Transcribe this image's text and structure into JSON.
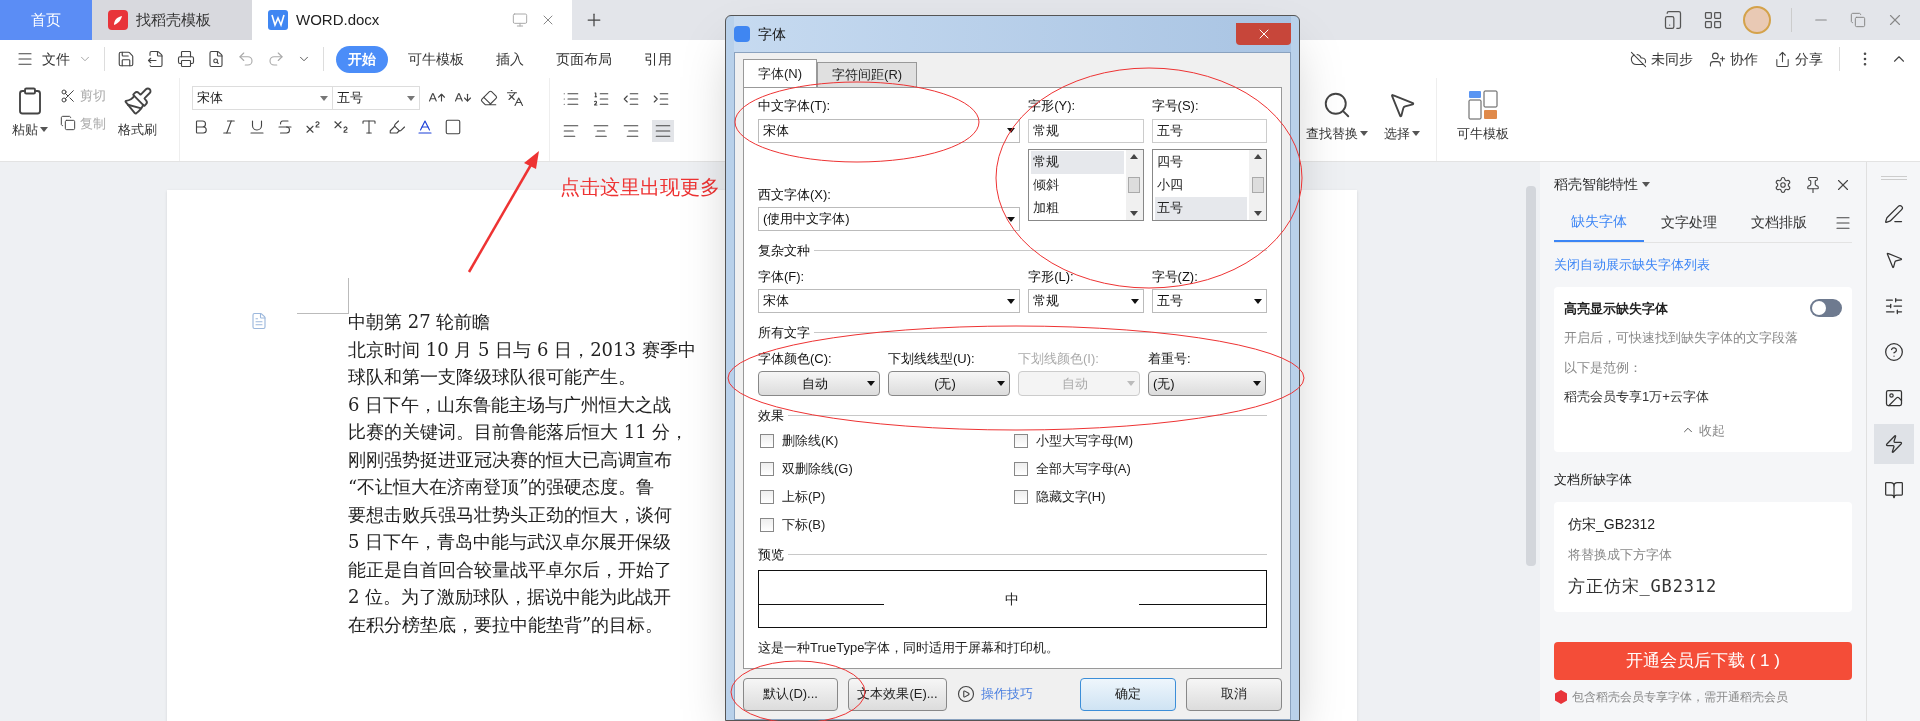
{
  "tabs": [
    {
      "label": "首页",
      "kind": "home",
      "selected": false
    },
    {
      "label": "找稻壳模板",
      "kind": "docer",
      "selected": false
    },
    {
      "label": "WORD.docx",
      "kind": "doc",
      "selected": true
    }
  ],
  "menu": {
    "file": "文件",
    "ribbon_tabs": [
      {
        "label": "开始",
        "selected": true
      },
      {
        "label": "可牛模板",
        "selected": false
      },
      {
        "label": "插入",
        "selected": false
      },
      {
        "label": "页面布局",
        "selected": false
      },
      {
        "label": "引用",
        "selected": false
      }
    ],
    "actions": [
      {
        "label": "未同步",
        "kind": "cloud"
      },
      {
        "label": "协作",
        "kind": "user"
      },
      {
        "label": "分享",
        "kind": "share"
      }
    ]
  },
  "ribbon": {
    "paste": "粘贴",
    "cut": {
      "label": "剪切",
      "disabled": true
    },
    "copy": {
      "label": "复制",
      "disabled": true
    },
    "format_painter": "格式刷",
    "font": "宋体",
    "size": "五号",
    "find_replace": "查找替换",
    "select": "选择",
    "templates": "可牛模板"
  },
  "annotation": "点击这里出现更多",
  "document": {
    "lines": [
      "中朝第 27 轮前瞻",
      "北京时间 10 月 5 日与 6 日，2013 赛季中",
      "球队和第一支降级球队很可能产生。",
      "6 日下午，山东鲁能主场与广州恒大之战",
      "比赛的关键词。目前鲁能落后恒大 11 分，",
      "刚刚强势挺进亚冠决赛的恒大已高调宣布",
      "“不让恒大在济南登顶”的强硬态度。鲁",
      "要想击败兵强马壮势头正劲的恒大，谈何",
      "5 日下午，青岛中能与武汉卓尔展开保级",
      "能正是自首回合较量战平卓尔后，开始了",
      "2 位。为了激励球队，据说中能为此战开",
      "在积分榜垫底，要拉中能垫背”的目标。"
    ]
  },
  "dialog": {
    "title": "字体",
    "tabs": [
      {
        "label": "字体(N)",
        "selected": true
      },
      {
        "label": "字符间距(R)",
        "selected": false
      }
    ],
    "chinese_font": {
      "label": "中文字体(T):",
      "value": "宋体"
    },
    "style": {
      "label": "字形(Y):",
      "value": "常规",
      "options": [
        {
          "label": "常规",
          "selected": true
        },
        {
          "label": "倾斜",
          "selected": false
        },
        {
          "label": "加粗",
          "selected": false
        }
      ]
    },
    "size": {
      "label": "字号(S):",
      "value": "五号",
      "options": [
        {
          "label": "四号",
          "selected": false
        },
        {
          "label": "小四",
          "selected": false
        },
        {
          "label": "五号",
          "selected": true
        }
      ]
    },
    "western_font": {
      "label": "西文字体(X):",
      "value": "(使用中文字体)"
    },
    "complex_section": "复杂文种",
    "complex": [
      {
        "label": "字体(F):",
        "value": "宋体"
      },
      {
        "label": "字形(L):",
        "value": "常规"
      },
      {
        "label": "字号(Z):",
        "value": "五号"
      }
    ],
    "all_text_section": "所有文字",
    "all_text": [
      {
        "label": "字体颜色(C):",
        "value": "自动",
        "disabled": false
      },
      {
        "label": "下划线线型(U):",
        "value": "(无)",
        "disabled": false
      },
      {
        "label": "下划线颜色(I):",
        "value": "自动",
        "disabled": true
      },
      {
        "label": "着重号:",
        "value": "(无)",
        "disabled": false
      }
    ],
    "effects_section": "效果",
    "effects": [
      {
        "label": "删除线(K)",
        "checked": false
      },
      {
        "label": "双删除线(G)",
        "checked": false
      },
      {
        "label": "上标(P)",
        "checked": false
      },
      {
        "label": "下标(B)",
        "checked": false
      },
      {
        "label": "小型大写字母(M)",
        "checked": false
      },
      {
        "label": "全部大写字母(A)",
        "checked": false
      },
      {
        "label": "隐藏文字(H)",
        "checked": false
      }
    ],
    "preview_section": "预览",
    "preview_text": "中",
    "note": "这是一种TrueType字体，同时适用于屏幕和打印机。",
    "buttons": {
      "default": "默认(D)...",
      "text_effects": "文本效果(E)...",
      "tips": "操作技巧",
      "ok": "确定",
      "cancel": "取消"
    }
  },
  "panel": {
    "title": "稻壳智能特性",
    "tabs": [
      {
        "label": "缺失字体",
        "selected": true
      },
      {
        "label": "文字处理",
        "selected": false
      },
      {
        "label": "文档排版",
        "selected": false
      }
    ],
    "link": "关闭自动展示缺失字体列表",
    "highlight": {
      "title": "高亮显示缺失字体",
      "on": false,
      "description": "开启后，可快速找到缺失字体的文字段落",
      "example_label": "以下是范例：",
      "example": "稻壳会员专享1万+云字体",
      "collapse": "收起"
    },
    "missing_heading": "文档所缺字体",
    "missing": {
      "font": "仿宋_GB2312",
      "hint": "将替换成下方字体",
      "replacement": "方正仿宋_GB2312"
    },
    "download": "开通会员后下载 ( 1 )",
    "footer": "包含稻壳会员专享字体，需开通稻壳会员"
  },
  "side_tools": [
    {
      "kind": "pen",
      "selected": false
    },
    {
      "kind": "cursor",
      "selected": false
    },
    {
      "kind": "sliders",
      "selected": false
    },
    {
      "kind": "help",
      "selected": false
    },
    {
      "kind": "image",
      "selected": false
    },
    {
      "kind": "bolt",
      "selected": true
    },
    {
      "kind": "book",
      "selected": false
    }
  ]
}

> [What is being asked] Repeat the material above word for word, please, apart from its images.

> [Result of this exercise]
Transcribe this image's text and structure into JSON.
{
  "tabs": [
    {
      "label": "首页",
      "kind": "home",
      "selected": false
    },
    {
      "label": "找稻壳模板",
      "kind": "docer",
      "selected": false
    },
    {
      "label": "WORD.docx",
      "kind": "doc",
      "selected": true
    }
  ],
  "menu": {
    "file": "文件",
    "ribbon_tabs": [
      {
        "label": "开始",
        "selected": true
      },
      {
        "label": "可牛模板",
        "selected": false
      },
      {
        "label": "插入",
        "selected": false
      },
      {
        "label": "页面布局",
        "selected": false
      },
      {
        "label": "引用",
        "selected": false
      }
    ],
    "actions": [
      {
        "label": "未同步",
        "kind": "cloud"
      },
      {
        "label": "协作",
        "kind": "user"
      },
      {
        "label": "分享",
        "kind": "share"
      }
    ]
  },
  "ribbon": {
    "paste": "粘贴",
    "cut": {
      "label": "剪切",
      "disabled": true
    },
    "copy": {
      "label": "复制",
      "disabled": true
    },
    "format_painter": "格式刷",
    "font": "宋体",
    "size": "五号",
    "find_replace": "查找替换",
    "select": "选择",
    "templates": "可牛模板"
  },
  "annotation": "点击这里出现更多",
  "document": {
    "lines": [
      "中朝第 27 轮前瞻",
      "北京时间 10 月 5 日与 6 日，2013 赛季中",
      "球队和第一支降级球队很可能产生。",
      "6 日下午，山东鲁能主场与广州恒大之战",
      "比赛的关键词。目前鲁能落后恒大 11 分，",
      "刚刚强势挺进亚冠决赛的恒大已高调宣布",
      "“不让恒大在济南登顶”的强硬态度。鲁",
      "要想击败兵强马壮势头正劲的恒大，谈何",
      "5 日下午，青岛中能与武汉卓尔展开保级",
      "能正是自首回合较量战平卓尔后，开始了",
      "2 位。为了激励球队，据说中能为此战开",
      "在积分榜垫底，要拉中能垫背”的目标。"
    ]
  },
  "dialog": {
    "title": "字体",
    "tabs": [
      {
        "label": "字体(N)",
        "selected": true
      },
      {
        "label": "字符间距(R)",
        "selected": false
      }
    ],
    "chinese_font": {
      "label": "中文字体(T):",
      "value": "宋体"
    },
    "style": {
      "label": "字形(Y):",
      "value": "常规",
      "options": [
        {
          "label": "常规",
          "selected": true
        },
        {
          "label": "倾斜",
          "selected": false
        },
        {
          "label": "加粗",
          "selected": false
        }
      ]
    },
    "size": {
      "label": "字号(S):",
      "value": "五号",
      "options": [
        {
          "label": "四号",
          "selected": false
        },
        {
          "label": "小四",
          "selected": false
        },
        {
          "label": "五号",
          "selected": true
        }
      ]
    },
    "western_font": {
      "label": "西文字体(X):",
      "value": "(使用中文字体)"
    },
    "complex_section": "复杂文种",
    "complex": [
      {
        "label": "字体(F):",
        "value": "宋体"
      },
      {
        "label": "字形(L):",
        "value": "常规"
      },
      {
        "label": "字号(Z):",
        "value": "五号"
      }
    ],
    "all_text_section": "所有文字",
    "all_text": [
      {
        "label": "字体颜色(C):",
        "value": "自动",
        "disabled": false
      },
      {
        "label": "下划线线型(U):",
        "value": "(无)",
        "disabled": false
      },
      {
        "label": "下划线颜色(I):",
        "value": "自动",
        "disabled": true
      },
      {
        "label": "着重号:",
        "value": "(无)",
        "disabled": false
      }
    ],
    "effects_section": "效果",
    "effects": [
      {
        "label": "删除线(K)",
        "checked": false
      },
      {
        "label": "双删除线(G)",
        "checked": false
      },
      {
        "label": "上标(P)",
        "checked": false
      },
      {
        "label": "下标(B)",
        "checked": false
      },
      {
        "label": "小型大写字母(M)",
        "checked": false
      },
      {
        "label": "全部大写字母(A)",
        "checked": false
      },
      {
        "label": "隐藏文字(H)",
        "checked": false
      }
    ],
    "preview_section": "预览",
    "preview_text": "中",
    "note": "这是一种TrueType字体，同时适用于屏幕和打印机。",
    "buttons": {
      "default": "默认(D)...",
      "text_effects": "文本效果(E)...",
      "tips": "操作技巧",
      "ok": "确定",
      "cancel": "取消"
    }
  },
  "panel": {
    "title": "稻壳智能特性",
    "tabs": [
      {
        "label": "缺失字体",
        "selected": true
      },
      {
        "label": "文字处理",
        "selected": false
      },
      {
        "label": "文档排版",
        "selected": false
      }
    ],
    "link": "关闭自动展示缺失字体列表",
    "highlight": {
      "title": "高亮显示缺失字体",
      "on": false,
      "description": "开启后，可快速找到缺失字体的文字段落",
      "example_label": "以下是范例：",
      "example": "稻壳会员专享1万+云字体",
      "collapse": "收起"
    },
    "missing_heading": "文档所缺字体",
    "missing": {
      "font": "仿宋_GB2312",
      "hint": "将替换成下方字体",
      "replacement": "方正仿宋_GB2312"
    },
    "download": "开通会员后下载 ( 1 )",
    "footer": "包含稻壳会员专享字体，需开通稻壳会员"
  },
  "side_tools": [
    {
      "kind": "pen",
      "selected": false
    },
    {
      "kind": "cursor",
      "selected": false
    },
    {
      "kind": "sliders",
      "selected": false
    },
    {
      "kind": "help",
      "selected": false
    },
    {
      "kind": "image",
      "selected": false
    },
    {
      "kind": "bolt",
      "selected": true
    },
    {
      "kind": "book",
      "selected": false
    }
  ]
}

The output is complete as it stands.